Preventing Heat Stroke
Heat stroke is definitely no fun in the sun. In fact, the condition, which happens when the body overheats and can't cool down, can be fatal.
Needless to say, the risk of heat stroke goes way up in hot and humid weather, if you've been exerting yourself, if you're dehydrated or if you've had too much direct exposure to the sun, according to the American College of Emergency Physicians.
The elderly, infants, people who work outdoors and people on certain types of medication are at an especially heightened risk.
You can help prevent getting heat stroke by limiting the amount of time you spend outdoors, drinking plenty of water (and avoiding tea, coffee, soda and alcohol), wearing a wide-brimmed hat and long-sleeved clothing when outdoors, and scheduling heavy-duty activities for the beginning or end of the day, when it's cooler.

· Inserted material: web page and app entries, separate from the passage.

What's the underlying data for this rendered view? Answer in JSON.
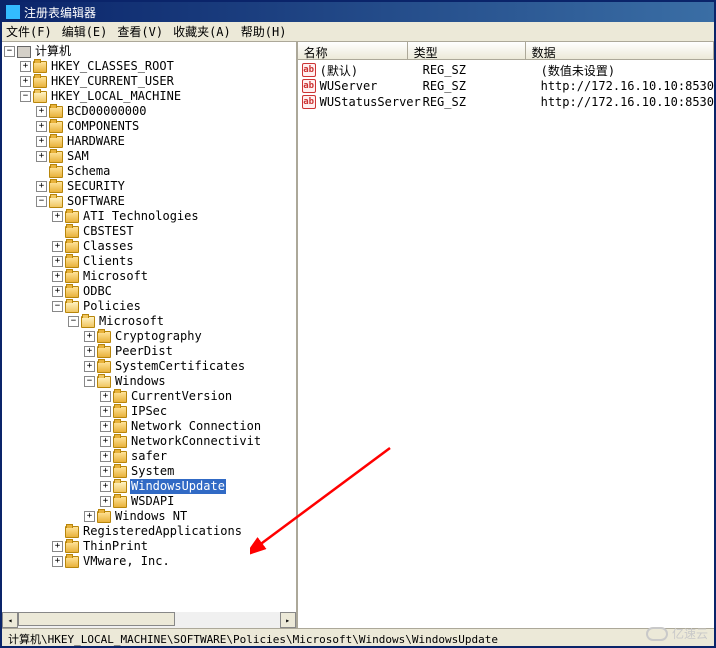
{
  "window": {
    "title": "注册表编辑器"
  },
  "menu": {
    "file": "文件(F)",
    "edit": "编辑(E)",
    "view": "查看(V)",
    "favorites": "收藏夹(A)",
    "help": "帮助(H)"
  },
  "tree": {
    "root": "计算机",
    "hkcr": "HKEY_CLASSES_ROOT",
    "hkcu": "HKEY_CURRENT_USER",
    "hklm": "HKEY_LOCAL_MACHINE",
    "bcd": "BCD00000000",
    "components": "COMPONENTS",
    "hardware": "HARDWARE",
    "sam": "SAM",
    "schema": "Schema",
    "security": "SECURITY",
    "software": "SOFTWARE",
    "ati": "ATI Technologies",
    "cbstest": "CBSTEST",
    "classes": "Classes",
    "clients": "Clients",
    "microsoft": "Microsoft",
    "odbc": "ODBC",
    "policies": "Policies",
    "pmicrosoft": "Microsoft",
    "crypto": "Cryptography",
    "peerdist": "PeerDist",
    "syscert": "SystemCertificates",
    "windows": "Windows",
    "curver": "CurrentVersion",
    "ipsec": "IPSec",
    "netconn": "Network Connection",
    "netconnv": "NetworkConnectivit",
    "safer": "safer",
    "system": "System",
    "wupdate": "WindowsUpdate",
    "wsdapi": "WSDAPI",
    "winnt": "Windows NT",
    "regapp": "RegisteredApplications",
    "thinprint": "ThinPrint",
    "vmware": "VMware, Inc."
  },
  "list": {
    "cols": {
      "name": "名称",
      "type": "类型",
      "data": "数据"
    },
    "rows": [
      {
        "name": "(默认)",
        "type": "REG_SZ",
        "data": "(数值未设置)"
      },
      {
        "name": "WUServer",
        "type": "REG_SZ",
        "data": "http://172.16.10.10:8530"
      },
      {
        "name": "WUStatusServer",
        "type": "REG_SZ",
        "data": "http://172.16.10.10:8530"
      }
    ]
  },
  "status": "计算机\\HKEY_LOCAL_MACHINE\\SOFTWARE\\Policies\\Microsoft\\Windows\\WindowsUpdate",
  "watermark": "亿速云",
  "exp_plus": "+",
  "exp_minus": "−"
}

Be wary if you have any of these symptoms: muscle cramps, faintness, dizziness, weakness, headache, vomiting, high temperature and rapid heartbeat.
And if you think someone is suffering from heat stroke, call emergency medical personnel immediately, then take the following steps:
Move the person to a shady spot or indoors and have them lie down with their legs elevated. If they're conscious, have them sip cool water.
Remove clothing, apply cool water to the skin and fan them.
Apply ice packs to the armpits, wrists, ankles and groin.
To learn more about heat stroke, visit the U.S.
Centers for Disease Control and Prevention